Facebook, where a man claiming to be the attacker livestreamed footage of the shootings, removed the original video about an hour later, but by that time copies of the footage had started to circulate across other social media sites.
Facebook’s community standards explicitly ban “individuals engaged in mass murder” from having a presence on its network, and the company has deleted the account associated with the suspect. But eight hours after the attack videos were still live, obscured behind a warning that they may “show violent or graphic content” but not deleted.

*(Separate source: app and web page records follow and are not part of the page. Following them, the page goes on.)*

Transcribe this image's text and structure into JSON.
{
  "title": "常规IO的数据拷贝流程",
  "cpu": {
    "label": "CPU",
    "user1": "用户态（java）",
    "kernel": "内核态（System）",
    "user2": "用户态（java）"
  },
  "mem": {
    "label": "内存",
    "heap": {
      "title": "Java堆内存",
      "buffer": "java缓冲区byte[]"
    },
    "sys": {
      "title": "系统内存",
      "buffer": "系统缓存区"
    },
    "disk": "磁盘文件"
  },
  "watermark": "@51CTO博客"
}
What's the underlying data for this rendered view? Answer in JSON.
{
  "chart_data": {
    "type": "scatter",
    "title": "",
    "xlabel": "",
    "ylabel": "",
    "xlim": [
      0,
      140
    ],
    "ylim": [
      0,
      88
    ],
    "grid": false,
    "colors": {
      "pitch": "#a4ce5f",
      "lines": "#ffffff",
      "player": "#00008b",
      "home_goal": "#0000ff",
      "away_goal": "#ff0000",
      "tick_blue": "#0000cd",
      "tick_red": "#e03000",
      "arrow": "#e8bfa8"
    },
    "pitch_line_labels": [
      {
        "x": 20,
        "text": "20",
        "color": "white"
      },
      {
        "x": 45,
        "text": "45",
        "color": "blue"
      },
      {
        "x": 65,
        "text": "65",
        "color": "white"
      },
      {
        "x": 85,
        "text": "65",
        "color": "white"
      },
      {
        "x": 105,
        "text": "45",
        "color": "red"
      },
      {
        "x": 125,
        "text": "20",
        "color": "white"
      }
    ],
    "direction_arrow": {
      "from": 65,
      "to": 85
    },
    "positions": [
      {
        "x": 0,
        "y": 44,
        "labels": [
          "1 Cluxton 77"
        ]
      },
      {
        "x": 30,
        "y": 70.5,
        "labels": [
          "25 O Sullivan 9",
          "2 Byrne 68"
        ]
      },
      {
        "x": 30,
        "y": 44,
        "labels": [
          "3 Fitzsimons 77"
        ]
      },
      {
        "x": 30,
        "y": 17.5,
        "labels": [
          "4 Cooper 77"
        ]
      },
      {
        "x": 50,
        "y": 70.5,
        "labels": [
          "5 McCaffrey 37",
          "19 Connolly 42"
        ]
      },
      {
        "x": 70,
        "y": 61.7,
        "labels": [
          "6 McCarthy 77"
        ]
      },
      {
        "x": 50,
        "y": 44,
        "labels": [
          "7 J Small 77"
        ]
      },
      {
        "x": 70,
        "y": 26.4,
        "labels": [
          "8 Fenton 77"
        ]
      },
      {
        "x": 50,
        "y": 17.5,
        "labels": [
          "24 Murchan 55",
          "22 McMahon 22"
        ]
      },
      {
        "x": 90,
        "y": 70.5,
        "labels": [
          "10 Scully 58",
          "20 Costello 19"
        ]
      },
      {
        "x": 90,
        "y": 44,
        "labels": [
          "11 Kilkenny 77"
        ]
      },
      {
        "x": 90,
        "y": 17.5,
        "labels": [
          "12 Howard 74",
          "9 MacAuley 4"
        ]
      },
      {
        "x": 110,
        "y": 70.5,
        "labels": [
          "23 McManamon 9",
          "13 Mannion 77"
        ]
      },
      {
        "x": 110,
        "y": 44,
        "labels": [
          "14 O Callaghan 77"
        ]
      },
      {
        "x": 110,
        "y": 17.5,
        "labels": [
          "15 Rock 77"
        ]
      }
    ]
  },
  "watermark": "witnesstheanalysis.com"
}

Traditional news outlets have taken starkly different positions. MailOnline’s version of the story features an autoplaying clip of 18 seconds of the suspect’s livestream, showing him leaving his car, weapon in hand, cutting it as he enters the front door of Al Noor mosque on Deans Avenue. There was a version of the clip autoplaying on its homepage.
The Sun took a similar approach. A spokesman for the paper told the Guardian: “We recognise that in the aftermath of horrific events such as these there will be sensitivities around reporting, and we take those responsibilities seriously.
“We have thought long and hard about how much of the easily available material currently on social media we should host on our site in order to shed light on this barbarous attack and the twisted ‘motive’ behind it. We have not published any video which depicts any act of actual violence, nor have we published or linked to the hate-filled manifesto.”
On the Mirror’s website, a longer clip of the same video led the story, showing the same footage of the attacker entering the mosque, cutting over the footage of the attack, and resuming the clip as the gunman walks back out of the building towards his car. That video was removed following inquiries from the Guardian.
Tech companies said they were working to keep the videos off their sites, following requests from groups including the US-based Muslim Advocates to remove the footage.
Mia Garlick, of Facebook New Zealand, said: “Our hearts go out to the victims, their families and the community affected by this horrendous act. New Zealand police alerted us to a video on Facebook shortly after the livestream commenced and we quickly removed both the shooter’s Facebook and Instagram accounts and the video.
“We’re also removing any praise or support for the crime and the shooter or shooters as soon as we’re aware. We will continue working directly with New Zealand police as their response and investigation continues.”
On YouTube, uploaded clips were initially presented as “inappropriate content”, hidden from underage users but available for logged-in adults to watch if they actively consented. As the company’s moderation work kicked in, the most graphic videos were removed, but edited versions with the most explicit violence removed remained available on the site.
A recent change to YouTube’s search policy has helped keep the most graphic videos hidden: if the site recognises a particular search term, such as the alleged shooter’s name, as related to news, it explicitly boosts video from news organisations. Videos from sources including the Guardian, CBS News and ABC News were presented ahead of edited re-uploads of the attack itself.
In a statement, a Google spokesperson said: “Our hearts go out to the victims of this terrible tragedy. Shocking, violent and graphic content has no place on our platforms, and is removed as soon as we become aware of it. As with any major tragedy, we will work cooperatively with the authorities.”
Twitter also tried to take down the most egregious re-uploads. A company spokesperson said: “We are deeply saddened to hear of the shootings in Christchurch. Twitter has rigorous processes and a dedicated team in place for managing emergency situations such as this. We will also cooperate with law enforcement to facilitate their investigations as required.”